Two decades prior, Columbia had been the distribution partner for Wolfgang Records, a label under the Bill Graham umbrella that was launched in the late 1970s under Pustilnik and Bridgen’s leadership. Their first signing was the then-up-and-coming artist Eddie Money, who put out his double-platinum 1977 debut album and four additional LPs on the label. After the label experienced a fallow period which started sometime the following decade, in 1995 Pustilnik and Bridgen resurrected Wolfgang and put out Money’s 1995 album Love and Money and rock band Thriving Ivory’s 2003 self-titled debut EP, among others.

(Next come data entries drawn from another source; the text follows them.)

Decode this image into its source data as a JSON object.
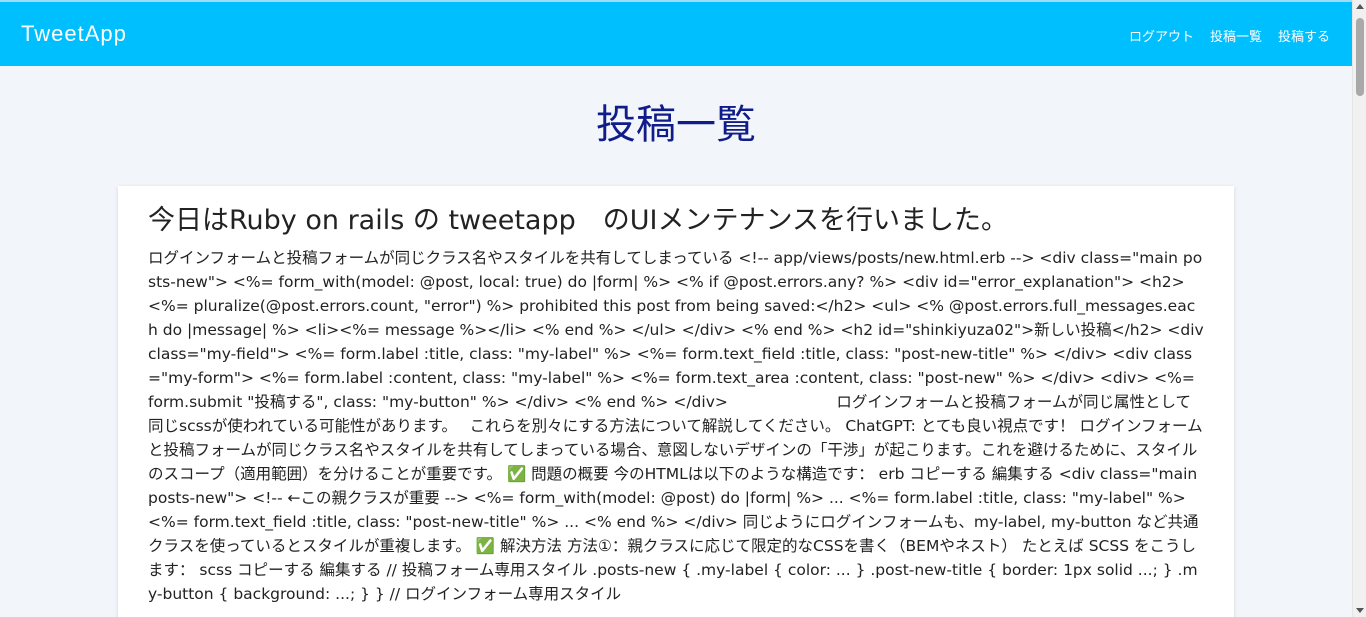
{
  "header": {
    "brand": "TweetApp",
    "nav": [
      "ログアウト",
      "投稿一覧",
      "投稿する"
    ]
  },
  "main": {
    "title": "投稿一覧",
    "post": {
      "title": "今日はRuby on rails の tweetapp　のUIメンテナンスを行いました。",
      "body": "ログインフォームと投稿フォームが同じクラス名やスタイルを共有してしまっている <!-- app/views/posts/new.html.erb --> <div class=\"main posts-new\"> <%= form_with(model: @post, local: true) do |form| %> <% if @post.errors.any? %> <div id=\"error_explanation\"> <h2><%= pluralize(@post.errors.count, \"error\") %> prohibited this post from being saved:</h2> <ul> <% @post.errors.full_messages.each do |message| %> <li><%= message %></li> <% end %> </ul> </div> <% end %> <h2 id=\"shinkiyuza02\">新しい投稿</h2> <div class=\"my-field\"> <%= form.label :title, class: \"my-label\" %> <%= form.text_field :title, class: \"post-new-title\" %> </div> <div class=\"my-form\"> <%= form.label :content, class: \"my-label\" %> <%= form.text_area :content, class: \"post-new\" %> </div> <div> <%= form.submit \"投稿する\", class: \"my-button\" %> </div> <% end %> </div>　　　　　　　ログインフォームと投稿フォームが同じ属性として同じscssが使われている可能性があります。　 これらを別々にする方法について解説してください。 ChatGPT: とても良い視点です！ ログインフォームと投稿フォームが同じクラス名やスタイルを共有してしまっている場合、意図しないデザインの「干渉」が起こります。これを避けるために、スタイルのスコープ（適用範囲）を分けることが重要です。 ✅ 問題の概要 今のHTMLは以下のような構造です： erb コピーする 編集する <div class=\"main posts-new\"> <!-- ←この親クラスが重要 --> <%= form_with(model: @post) do |form| %> ... <%= form.label :title, class: \"my-label\" %> <%= form.text_field :title, class: \"post-new-title\" %> ... <% end %> </div> 同じようにログインフォームも、my-label, my-button など共通クラスを使っているとスタイルが重複します。 ✅ 解決方法 方法①：親クラスに応じて限定的なCSSを書く（BEMやネスト） たとえば SCSS をこうします： scss コピーする 編集する // 投稿フォーム専用スタイル .posts-new { .my-label { color: ... } .post-new-title { border: 1px solid ...; } .my-button { background: ...; } } // ログインフォーム専用スタイル"
    }
  }
}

Though inclined toward the management and label sides of the business, Pustilnik was tasked with some ambitious touring projects during his tenure. That included The Rolling Stones’ massive 1982 stadium tour of Europe, by far the band’s biggest tour of the continent to that point. “It went larger than they ever could have imagined,” recalls Brigden. “Arnie booked that tour and singlehandedly delivered to Bill dates and deals.”
Pustilnik’s former colleague Morty Wiggins, who started out as the self-proclaimed “office schlep” at Bill Graham Management before being promoted to manager, recalls how Pustilnik took him under his wing, paying forward the spirit of mentorship Graham had shown to him. “He was demanding, sometimes hard to work for, but extremely generous with his knowledge, a great mentor, and away from the office, a really good guy,” says Wiggins, who spent many Passovers around the Pustilnik family table. He adds, “That guy made the best freakin’ chopped liver I’ve ever had in my life.”
Two years after Graham’s tragic death in 1991, Pustilnik and Bridgen, along with 13 other of the company’s employees, purchased 90% of the promoter’s $4.75 million empire (with the other 10% being held by Graham’s sons, David and Alexander). Over the next several years, the two men continued running Bill Graham Management, including after the company’s $65 million acquisition by SFX Entertainment (now Live Nation) in 1997. Two years later, Pustilnik and Brigden purchased from SFX a controlling interest in the management business, which had been de-prioritized in the company’s quest to conquer market share in the touring arena.
In 2002, following the multi-platinum success of their sophomore album Drops of Jupiter, Train departed Bill Graham Management to work with Bruce Springsteen’s manager John Landau. Around that time, Pustilnik’s health began to deteriorate, leading he and Brigden to sell the business to former associates Jay Wilson and Kent Sorrell, who renamed the company Elevation Group (unrelated to the event management and production company of the same name formed by Denny Young and Steve Lindecke).
Following the sale, Pustilnik continued managing artist independently, though his health problems, including multiple bouts of cancer, sidelined him more and more over the years. That was undoubtedly a difficult turn of events for a man who, over the previous three decades, had become accustomed to taking the lead.
“One of the things that he always said to me was, ‘Don’t be the cheerleader, be the quarterback,’” Pustilnik’s daughter, Sarah Pustilnik, tells Billboard.
Pustlinik is survived by wife Susan Pustilnik; daughter Sarah and son Samuel Pustilnik; and sisters Iris Kozac and Lynne Tauber.